The other major regret that Stevens has concerns his former employer, Lord Darlington. It is the mid 1930s. Nazi Germany is beginning to grow restless and the world is unsure of how to deal with Hitler's growing power. Lord Darlington begins to hold mini-international conferences at Darlington Hall to try and figure out the best way to handle the situation. At first, Stevens feels that since he was able to serve Lord Darlington (who was striving for world peace), he has indirectly served humanity for the better. But as Stevens remembers more of what exactly went on, he begins to see many of the consequences of Lord Darlington's actions. Lord Darlington's thinking is "Peace for our time" and, like many of the British aristocracy of the time, he hopes to avoid another Great War by appeasing the Nazis. But by not crushing Hitler the moment he began to break the Treaty of Paris, a war far worse than any other was brought about. Stevens now wonders if he should have actually researched the matter instead of blindly trusting his Lordship's opinions.

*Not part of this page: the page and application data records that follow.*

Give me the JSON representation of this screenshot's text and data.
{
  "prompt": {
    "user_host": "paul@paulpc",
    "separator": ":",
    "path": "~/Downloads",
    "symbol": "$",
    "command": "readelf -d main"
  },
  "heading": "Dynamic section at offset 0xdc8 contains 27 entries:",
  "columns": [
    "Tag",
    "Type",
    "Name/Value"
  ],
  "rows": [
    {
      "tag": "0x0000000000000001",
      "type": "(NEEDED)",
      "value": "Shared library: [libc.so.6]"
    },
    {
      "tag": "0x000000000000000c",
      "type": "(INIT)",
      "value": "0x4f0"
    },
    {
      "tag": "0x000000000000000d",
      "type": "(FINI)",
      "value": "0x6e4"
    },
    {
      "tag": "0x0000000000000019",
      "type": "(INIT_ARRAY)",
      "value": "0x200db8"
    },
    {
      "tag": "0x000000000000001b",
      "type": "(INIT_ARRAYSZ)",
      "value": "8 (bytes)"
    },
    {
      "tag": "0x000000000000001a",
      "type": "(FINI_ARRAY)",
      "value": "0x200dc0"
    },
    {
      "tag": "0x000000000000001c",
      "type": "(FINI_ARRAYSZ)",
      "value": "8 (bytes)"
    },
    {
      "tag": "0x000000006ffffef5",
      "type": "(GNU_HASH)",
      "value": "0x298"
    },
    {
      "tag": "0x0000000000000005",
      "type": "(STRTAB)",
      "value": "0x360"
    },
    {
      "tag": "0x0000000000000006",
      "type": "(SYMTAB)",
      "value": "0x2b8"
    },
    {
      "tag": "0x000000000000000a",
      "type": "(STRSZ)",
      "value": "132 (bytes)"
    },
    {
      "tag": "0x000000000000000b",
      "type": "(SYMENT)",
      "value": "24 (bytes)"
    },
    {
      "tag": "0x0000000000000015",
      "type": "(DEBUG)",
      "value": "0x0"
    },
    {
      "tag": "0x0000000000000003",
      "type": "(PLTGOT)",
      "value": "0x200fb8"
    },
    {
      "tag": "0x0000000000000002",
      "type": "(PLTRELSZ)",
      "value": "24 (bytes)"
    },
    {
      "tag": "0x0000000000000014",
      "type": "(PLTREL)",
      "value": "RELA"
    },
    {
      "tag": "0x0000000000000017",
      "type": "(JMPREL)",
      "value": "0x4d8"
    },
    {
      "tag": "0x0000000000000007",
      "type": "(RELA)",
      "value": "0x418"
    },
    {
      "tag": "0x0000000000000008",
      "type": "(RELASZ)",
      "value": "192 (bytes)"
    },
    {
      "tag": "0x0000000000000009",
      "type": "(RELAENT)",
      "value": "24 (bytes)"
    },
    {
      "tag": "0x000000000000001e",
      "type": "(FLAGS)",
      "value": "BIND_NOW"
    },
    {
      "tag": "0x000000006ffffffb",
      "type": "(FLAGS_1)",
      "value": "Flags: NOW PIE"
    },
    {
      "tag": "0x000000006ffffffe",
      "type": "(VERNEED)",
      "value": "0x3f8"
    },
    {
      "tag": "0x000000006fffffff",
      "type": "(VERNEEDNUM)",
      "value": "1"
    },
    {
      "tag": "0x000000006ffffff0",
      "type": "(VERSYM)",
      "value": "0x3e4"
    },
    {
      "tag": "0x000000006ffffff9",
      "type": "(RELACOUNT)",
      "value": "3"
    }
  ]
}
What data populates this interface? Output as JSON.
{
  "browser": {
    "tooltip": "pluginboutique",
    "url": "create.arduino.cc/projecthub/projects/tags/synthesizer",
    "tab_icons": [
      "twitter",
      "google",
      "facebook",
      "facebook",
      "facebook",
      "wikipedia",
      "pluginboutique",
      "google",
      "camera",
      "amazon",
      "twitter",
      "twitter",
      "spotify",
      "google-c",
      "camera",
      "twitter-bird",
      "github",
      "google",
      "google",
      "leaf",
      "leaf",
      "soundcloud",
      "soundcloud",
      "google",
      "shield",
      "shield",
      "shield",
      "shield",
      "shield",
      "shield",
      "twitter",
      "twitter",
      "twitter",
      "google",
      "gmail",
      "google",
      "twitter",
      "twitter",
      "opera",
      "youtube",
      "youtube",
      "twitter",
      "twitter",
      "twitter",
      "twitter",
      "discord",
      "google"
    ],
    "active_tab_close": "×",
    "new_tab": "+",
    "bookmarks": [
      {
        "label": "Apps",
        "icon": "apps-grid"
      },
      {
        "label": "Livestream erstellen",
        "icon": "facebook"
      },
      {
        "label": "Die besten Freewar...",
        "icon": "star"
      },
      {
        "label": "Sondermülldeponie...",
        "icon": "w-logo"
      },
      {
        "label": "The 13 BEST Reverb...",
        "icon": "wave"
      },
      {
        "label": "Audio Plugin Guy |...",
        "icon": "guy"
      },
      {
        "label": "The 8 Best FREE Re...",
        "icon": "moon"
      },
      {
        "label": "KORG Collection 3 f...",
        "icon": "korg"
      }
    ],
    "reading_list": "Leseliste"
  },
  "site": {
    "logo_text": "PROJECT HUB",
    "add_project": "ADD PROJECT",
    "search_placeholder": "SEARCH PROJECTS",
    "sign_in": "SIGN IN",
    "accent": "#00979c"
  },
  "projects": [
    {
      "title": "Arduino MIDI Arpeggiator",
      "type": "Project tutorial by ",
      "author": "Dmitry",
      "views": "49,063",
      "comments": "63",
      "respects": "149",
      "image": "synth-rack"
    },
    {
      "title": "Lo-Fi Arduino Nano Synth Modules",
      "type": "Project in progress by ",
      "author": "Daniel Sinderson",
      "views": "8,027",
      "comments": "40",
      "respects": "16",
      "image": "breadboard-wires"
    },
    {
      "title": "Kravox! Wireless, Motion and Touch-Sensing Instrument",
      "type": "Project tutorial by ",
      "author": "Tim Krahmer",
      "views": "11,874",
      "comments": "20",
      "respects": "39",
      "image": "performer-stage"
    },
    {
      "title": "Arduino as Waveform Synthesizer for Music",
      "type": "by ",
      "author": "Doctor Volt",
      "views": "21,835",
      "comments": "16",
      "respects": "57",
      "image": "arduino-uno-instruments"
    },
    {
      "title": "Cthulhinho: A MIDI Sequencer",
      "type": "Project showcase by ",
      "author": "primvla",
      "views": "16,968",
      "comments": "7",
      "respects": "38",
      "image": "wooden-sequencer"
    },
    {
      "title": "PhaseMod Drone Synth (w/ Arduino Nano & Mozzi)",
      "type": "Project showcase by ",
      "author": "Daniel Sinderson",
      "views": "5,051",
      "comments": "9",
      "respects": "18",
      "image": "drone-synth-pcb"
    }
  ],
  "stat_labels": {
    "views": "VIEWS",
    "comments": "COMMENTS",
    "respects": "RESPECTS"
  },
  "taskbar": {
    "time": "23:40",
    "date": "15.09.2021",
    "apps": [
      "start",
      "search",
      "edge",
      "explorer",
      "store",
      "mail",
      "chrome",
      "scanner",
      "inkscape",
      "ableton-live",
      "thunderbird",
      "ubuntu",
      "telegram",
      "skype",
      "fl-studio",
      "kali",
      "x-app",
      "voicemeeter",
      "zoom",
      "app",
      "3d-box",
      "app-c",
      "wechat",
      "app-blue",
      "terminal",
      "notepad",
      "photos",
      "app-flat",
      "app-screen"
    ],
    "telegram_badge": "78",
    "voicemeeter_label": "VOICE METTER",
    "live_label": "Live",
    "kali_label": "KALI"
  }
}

Ishiguro could have ended the book here, with Stevens mulling over his regrets and what ifs, but he chooses not to. Instead he gives a bit more of an optimistic ending. Stevens sits on the western shore of Britain, and he is amazed when the crowd around him cheers as the boardwalk lights are turned on. An older gentleman who is sitting next to him explains that evening is their favorite time of day. The work is done, and while they are able to reflect on the accomplishments and failures of the day, they are also able to look forward to the remaning hours of the day, and the possibilities that now await them. Stevens decides to adopt this attitude. He chooses to learn from his past failings, but to also look forward to the possibilities that lie before him as a butler and as a man.

This is one of the better modern books that I have read. It is simple yet very reflective. It is not an action packed story, so if you are more of an action-oriented reader, this may not be the book for you. But it definitely has many thought provoking themes, and I recommend at least giving it a try.

The Movie:

A film based on this novel was released in the early 90's and stars the amazing Anthony Hopkins as Stevens, Emma Thompson as Miss Kenton, Christopher Reeve, and a very young Hugh Grant. It follows the story pretty well, though the ending is not as nicely wrapped up as in the book. It is a very well made movie, but I recommend reading the book first, as otherwise it could be a little confusing.

Monday, March 3, 2008

"The warmly cool, clear, ringing perfumed, overflowing redundant days, were as crystal goblets of Persian sherbet, heaped up, flaked up, with rose-water snow. The starred and stately nights seemed haughty dames in jewelled velvets, nursing at home in lonely pride, the memory of their absent conquering Earls, the golden helmeted suns! For sleeping man, 'twas hard to choose between such winsome days and such seducing nights."

-from Moby Dick by Herman Melville